Search the lines of the records for the word "icon", and copy every line that has it.

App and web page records
+ + + + + + +

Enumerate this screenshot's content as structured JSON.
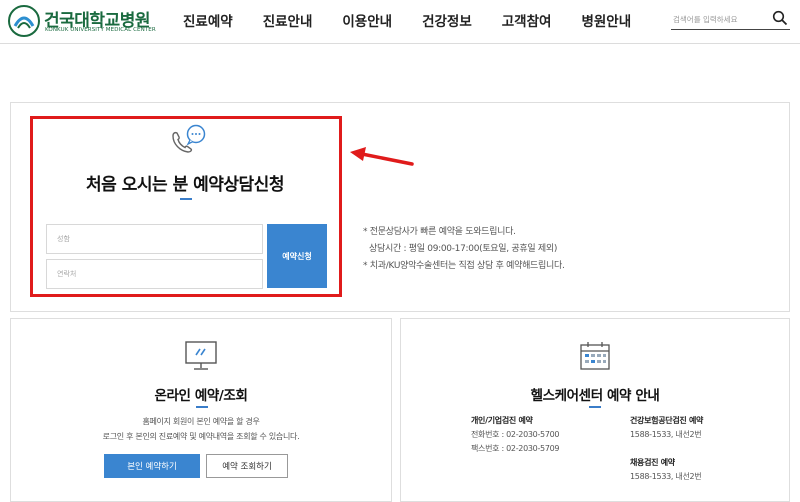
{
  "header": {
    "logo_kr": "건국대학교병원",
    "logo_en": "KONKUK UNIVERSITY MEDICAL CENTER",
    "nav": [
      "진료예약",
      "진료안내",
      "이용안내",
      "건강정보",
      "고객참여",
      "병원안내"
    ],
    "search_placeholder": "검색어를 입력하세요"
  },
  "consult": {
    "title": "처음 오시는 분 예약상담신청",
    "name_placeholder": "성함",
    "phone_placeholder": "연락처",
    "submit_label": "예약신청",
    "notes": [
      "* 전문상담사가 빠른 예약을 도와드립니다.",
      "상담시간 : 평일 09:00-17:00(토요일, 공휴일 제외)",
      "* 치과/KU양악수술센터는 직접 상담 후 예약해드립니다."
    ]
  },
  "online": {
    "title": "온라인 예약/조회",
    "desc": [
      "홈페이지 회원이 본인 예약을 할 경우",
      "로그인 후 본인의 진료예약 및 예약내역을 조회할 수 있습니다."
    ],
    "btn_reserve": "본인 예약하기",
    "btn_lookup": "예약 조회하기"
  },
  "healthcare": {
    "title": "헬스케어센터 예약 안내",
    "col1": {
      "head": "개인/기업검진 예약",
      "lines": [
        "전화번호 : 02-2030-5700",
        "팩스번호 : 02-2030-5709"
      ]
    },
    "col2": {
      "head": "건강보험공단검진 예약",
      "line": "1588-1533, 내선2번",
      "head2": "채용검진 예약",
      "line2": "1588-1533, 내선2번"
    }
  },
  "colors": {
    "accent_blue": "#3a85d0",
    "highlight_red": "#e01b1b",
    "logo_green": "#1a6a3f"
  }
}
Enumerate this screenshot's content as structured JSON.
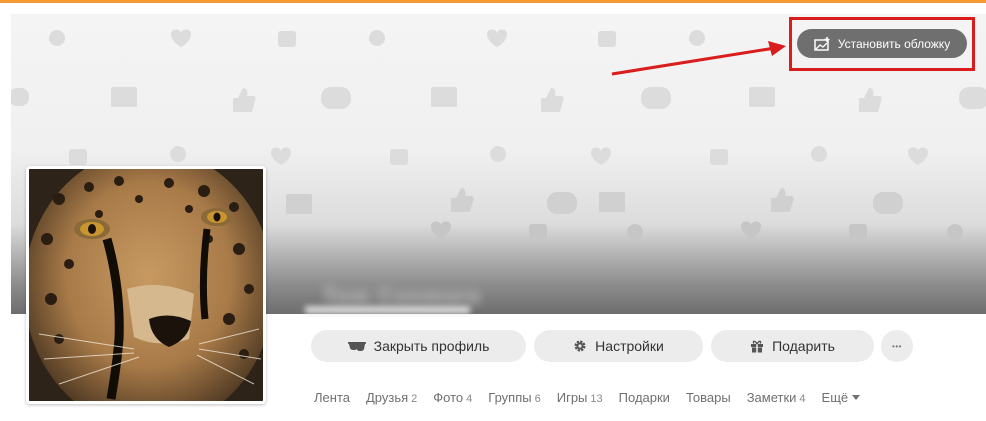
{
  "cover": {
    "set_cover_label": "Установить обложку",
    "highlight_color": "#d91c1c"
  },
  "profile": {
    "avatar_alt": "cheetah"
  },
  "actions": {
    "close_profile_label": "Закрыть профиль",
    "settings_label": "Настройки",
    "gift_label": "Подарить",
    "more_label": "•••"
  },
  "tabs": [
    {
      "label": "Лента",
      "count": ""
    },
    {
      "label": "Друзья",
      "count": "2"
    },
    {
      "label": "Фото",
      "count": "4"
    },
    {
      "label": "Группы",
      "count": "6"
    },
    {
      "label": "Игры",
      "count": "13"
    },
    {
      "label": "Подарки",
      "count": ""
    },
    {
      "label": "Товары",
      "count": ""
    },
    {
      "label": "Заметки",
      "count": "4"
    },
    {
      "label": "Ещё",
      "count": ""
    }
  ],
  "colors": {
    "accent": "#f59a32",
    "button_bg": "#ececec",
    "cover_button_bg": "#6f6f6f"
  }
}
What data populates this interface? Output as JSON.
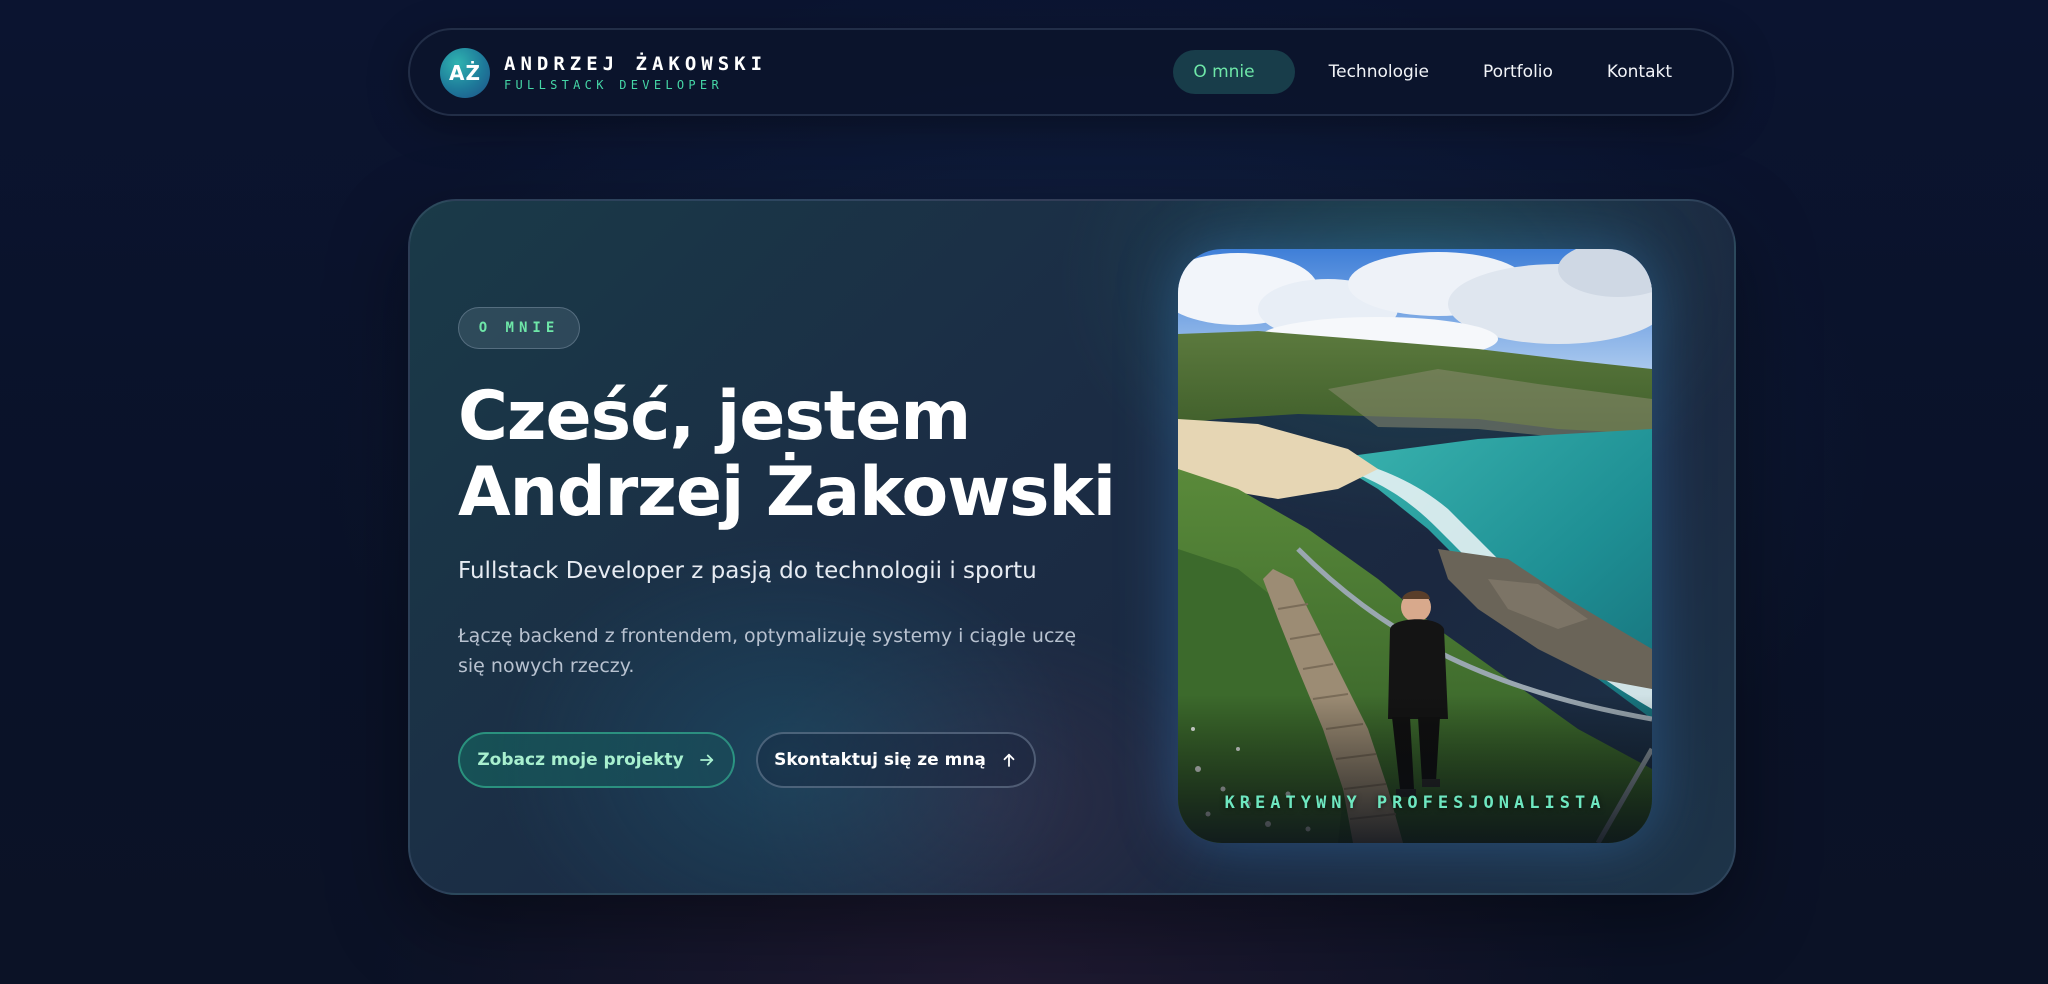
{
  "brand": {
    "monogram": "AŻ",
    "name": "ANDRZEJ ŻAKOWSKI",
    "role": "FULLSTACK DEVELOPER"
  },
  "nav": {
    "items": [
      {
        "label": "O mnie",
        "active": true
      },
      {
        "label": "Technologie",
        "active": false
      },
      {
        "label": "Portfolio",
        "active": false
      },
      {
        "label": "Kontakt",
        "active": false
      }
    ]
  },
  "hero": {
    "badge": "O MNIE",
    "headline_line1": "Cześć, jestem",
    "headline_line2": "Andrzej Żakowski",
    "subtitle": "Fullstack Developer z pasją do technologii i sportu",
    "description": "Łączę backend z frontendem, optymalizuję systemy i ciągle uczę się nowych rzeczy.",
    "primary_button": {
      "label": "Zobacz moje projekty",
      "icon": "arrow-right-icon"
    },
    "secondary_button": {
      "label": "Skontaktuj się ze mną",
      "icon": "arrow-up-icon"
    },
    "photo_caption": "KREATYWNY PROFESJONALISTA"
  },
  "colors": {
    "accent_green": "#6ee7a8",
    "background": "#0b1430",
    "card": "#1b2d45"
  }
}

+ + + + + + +

**Reply**:
      "icon": "arrow-right-icon"
      "icon": "arrow-up-icon"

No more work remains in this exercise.